A reverse mortgage is a home equity loan directed specifically at elderly homeowners. A reverse mortgage can assist retirees in order to improve their cash flow, afford larger purchases, or manage unexpected expenses.
With a reverse mortgage, monthly payments aren’t necessary. Rather, the bank makes payments for you, which are taken out of your home equity. The loan is paid off once the borrower passes away, sells the home, or moves permanently.
With a reverse mortgage, you can also never owe more than the value of the home. Additionally, if there is equity left over after the loan is repaid, you or your heirs will be able to keep the difference.
Reverse mortgages are specifically targeted for those over 62. If any of the following apply to you, you may be a good candidate for a reverse mortgage:
- You own your home outright or have a small mortgage.
- You’re not planning to move anytime soon.
- You can afford regular home maintenance costs.
- You could use the loan either to supplement your monthly income, pay off your existing mortgage or debt, or pay for unexpected expenses.
Factors such as your age, the value of your home, and the interest rate will affect how much of a home equity loan you will be entitled to. Generally, the older you are, and the greater the value of your home, the bigger the loan you will be able to get.
The way you receive your money depends on the type of mortgage you have. Those with an adjustable or variable rate mortgage can collect monthly payments as a lump sum, fixed monthly payment, or a line of credit. Fixed rate mortgages are less flexible and can be collected as a lump sum.
There are, however, other fees associated with a reverse mortgage, such as closing costs, homeowner’s insurance, and maintenance fees. It’s essential that you know you are able to afford these fees before getting a reverse mortgage.
There are many benefits to a reverse mortgage, such as improving your cash flow, a lack of monthly payments, and the ability to use the money to pay off your existing mortgage. Fees and closing costs, however, can be high, and a reverse mortgage can also interfere if there is a wish to keep the home in the family. If you are considering a reverse mortgage, it’s best to seek the help of a mortgage professional to determine whether or not a reverse mortgage is the right choice for you.

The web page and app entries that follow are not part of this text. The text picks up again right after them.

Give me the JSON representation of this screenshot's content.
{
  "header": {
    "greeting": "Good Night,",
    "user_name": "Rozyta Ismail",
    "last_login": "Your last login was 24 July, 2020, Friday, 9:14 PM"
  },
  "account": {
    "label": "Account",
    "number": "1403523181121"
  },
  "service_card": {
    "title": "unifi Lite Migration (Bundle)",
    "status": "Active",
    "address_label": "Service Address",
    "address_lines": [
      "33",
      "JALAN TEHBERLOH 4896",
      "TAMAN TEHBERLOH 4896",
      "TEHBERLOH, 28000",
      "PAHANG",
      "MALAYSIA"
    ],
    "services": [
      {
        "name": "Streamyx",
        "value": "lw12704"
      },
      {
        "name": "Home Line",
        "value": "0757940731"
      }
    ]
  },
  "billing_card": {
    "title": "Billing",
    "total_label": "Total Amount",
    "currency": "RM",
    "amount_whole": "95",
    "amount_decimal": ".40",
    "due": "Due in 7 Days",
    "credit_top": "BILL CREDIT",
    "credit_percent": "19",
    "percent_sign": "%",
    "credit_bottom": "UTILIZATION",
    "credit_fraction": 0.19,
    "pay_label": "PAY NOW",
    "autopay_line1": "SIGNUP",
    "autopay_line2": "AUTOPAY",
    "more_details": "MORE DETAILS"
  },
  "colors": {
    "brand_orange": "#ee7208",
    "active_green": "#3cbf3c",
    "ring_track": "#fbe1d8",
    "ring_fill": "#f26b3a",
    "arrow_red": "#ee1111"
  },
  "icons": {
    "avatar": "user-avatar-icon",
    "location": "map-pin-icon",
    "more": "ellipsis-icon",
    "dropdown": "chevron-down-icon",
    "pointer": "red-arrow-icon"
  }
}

Contact our experts at Northwood Mortgage™ today for a consultation!